Why is it important to see a doctor for potential hearing loss? Some causes of hearing loss are due to an underlying medical condition that may require medical treatment.
Invisible hearing aids may last as long as 5 years. If enjoying the latest technological advancements is important to you, you may wish to purchase a bundled hearing aid package that lets you upgrade every 18 months or so to a new pair.
CIC and IIC hearing aids can be prone to wax buildup. This can clog the speaker and inhibit sound quality. Cleaning your hearing aids often will help prolong their life, plus enhance their ability to help you hear optimally.
How you store your hearing aids can impact longevity. Make sure to store them in a dry, dust-free environment when they’re not in your ears.
If you live in a damp climate, your hearing aids may erode more quickly than they would in dryer areas.
Which type of hearing aid is most invisible?
When looking for an undetectable hearing aid, opt for one listed as invisible-in-canal or IIC. These types of hearing aids sit deep in the ear canal, making them invisible to those around you.
Can you shower with your hearing aids?
While most hearing aids are water-resistant and may survive if accidentally worn in the shower, it isn’t recommended to shower with your hearing aids.
How long does it take to get used to hearing aids?
Hearing aids can take a few days or weeks to get used to, but if they feel uncomfortable, you might need to readjust them. Discomfort can be a sign that you’ve inserted them incorrectly.
Can you wear just one hearing aid?
Yes, it’s possible to wear only one hearing aid. Many people experience single-sided hearing loss, so it’s not always necessary to wear two hearing aids.
Some devices are equipped with CROS tech. This allows people with poor hearing in one ear to hear sounds on their “good side.”
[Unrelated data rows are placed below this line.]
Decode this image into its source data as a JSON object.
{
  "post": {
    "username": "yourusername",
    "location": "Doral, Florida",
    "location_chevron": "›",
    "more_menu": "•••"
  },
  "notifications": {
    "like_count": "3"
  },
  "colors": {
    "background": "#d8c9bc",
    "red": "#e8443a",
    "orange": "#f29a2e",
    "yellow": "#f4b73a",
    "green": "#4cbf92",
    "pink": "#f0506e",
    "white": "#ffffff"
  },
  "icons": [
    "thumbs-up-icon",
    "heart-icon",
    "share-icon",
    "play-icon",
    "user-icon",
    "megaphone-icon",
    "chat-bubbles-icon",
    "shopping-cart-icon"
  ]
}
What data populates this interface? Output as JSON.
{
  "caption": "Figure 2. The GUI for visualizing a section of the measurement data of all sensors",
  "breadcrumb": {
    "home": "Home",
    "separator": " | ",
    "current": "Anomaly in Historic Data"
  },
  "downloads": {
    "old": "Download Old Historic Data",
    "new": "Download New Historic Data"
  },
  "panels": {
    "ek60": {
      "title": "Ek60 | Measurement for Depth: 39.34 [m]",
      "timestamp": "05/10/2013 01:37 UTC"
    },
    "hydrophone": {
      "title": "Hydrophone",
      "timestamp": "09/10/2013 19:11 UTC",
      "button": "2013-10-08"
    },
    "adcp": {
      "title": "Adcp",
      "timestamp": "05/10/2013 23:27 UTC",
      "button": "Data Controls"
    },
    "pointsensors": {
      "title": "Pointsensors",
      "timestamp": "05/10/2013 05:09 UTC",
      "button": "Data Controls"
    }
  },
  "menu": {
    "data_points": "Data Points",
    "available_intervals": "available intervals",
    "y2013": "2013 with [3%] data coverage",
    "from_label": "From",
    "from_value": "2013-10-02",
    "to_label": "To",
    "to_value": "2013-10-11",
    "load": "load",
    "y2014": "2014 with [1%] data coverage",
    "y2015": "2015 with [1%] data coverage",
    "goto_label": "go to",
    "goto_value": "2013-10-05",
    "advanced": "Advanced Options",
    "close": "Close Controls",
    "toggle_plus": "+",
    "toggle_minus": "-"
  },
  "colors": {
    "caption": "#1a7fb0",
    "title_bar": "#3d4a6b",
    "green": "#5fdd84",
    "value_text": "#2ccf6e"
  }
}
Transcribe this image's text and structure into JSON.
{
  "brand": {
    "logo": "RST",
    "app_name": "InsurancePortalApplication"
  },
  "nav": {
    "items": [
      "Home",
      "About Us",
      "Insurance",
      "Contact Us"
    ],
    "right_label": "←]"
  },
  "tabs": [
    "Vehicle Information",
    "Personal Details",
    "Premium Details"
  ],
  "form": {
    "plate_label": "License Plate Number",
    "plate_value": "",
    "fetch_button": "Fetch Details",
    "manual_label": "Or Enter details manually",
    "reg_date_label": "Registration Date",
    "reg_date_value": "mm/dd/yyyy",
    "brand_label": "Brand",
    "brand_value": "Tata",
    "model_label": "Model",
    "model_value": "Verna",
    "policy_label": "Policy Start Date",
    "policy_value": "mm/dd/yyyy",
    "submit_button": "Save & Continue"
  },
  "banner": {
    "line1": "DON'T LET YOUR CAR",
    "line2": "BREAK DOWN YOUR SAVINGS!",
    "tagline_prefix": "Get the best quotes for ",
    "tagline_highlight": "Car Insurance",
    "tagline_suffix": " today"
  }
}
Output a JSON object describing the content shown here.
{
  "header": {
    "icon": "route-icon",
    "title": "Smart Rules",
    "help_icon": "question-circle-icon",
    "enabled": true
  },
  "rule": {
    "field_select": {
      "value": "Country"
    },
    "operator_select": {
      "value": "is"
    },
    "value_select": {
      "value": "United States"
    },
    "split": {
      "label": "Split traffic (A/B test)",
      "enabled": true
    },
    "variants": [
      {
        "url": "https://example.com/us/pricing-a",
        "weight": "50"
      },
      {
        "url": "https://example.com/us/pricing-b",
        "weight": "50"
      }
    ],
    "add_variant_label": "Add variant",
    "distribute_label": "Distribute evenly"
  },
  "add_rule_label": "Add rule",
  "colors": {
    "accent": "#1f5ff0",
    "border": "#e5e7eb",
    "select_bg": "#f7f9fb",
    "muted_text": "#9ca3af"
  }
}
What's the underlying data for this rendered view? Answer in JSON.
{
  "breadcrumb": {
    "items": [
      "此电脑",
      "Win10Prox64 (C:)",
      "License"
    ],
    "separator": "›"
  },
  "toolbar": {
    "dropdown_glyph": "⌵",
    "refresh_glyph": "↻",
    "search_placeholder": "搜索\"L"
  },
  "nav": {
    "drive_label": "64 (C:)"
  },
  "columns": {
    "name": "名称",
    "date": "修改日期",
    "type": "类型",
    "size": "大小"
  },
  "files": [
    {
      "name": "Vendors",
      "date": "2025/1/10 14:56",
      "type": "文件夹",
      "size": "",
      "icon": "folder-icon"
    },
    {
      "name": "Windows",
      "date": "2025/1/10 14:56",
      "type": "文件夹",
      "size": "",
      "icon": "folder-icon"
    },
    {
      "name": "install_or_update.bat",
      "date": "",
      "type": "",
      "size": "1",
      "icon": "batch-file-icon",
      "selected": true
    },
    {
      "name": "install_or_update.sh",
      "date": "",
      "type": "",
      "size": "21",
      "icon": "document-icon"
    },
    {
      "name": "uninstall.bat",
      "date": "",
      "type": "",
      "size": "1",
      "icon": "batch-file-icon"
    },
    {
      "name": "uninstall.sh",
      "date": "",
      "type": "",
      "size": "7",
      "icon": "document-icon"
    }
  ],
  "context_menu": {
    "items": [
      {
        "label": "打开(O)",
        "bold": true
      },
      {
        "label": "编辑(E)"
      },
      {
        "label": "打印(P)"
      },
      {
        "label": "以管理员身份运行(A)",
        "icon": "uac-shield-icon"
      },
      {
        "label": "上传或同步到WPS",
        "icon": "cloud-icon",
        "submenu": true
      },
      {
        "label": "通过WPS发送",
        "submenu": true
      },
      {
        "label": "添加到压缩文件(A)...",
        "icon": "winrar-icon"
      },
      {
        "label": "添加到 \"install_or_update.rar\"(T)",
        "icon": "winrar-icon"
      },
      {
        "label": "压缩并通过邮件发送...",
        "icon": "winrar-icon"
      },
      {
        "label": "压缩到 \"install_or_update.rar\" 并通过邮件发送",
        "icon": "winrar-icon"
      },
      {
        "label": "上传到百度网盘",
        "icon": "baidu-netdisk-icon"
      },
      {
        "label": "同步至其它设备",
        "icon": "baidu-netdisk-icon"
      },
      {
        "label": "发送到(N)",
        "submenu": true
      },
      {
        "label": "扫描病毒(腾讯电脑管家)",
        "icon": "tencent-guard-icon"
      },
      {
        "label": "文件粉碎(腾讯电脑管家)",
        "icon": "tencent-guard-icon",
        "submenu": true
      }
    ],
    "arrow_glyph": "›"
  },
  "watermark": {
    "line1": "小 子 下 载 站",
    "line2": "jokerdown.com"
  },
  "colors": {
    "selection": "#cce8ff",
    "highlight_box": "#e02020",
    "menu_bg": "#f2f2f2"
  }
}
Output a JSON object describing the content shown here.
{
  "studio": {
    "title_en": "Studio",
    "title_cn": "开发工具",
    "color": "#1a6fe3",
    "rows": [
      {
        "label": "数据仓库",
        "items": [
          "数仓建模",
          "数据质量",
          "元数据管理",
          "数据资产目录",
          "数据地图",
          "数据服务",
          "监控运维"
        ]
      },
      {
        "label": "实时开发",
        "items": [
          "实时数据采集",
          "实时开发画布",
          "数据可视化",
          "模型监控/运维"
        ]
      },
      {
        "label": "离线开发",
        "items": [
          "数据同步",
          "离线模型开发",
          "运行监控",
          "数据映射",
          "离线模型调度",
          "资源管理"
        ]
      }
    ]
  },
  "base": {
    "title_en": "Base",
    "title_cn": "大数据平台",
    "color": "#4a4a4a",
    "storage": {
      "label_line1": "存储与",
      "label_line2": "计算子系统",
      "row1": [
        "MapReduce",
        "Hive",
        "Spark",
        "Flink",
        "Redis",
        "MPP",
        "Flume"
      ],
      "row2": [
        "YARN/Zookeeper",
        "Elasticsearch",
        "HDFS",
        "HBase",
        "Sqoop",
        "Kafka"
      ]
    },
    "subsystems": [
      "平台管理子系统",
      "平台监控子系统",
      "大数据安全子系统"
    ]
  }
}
Invisible hearing aids may be a good choice for people who have mild to moderate hearing loss. In addition to hearing loss level, the shape and size of your ear canal will help determine if invisible hearing aids are right for you. If not, there are other types that may be nearly as discreet.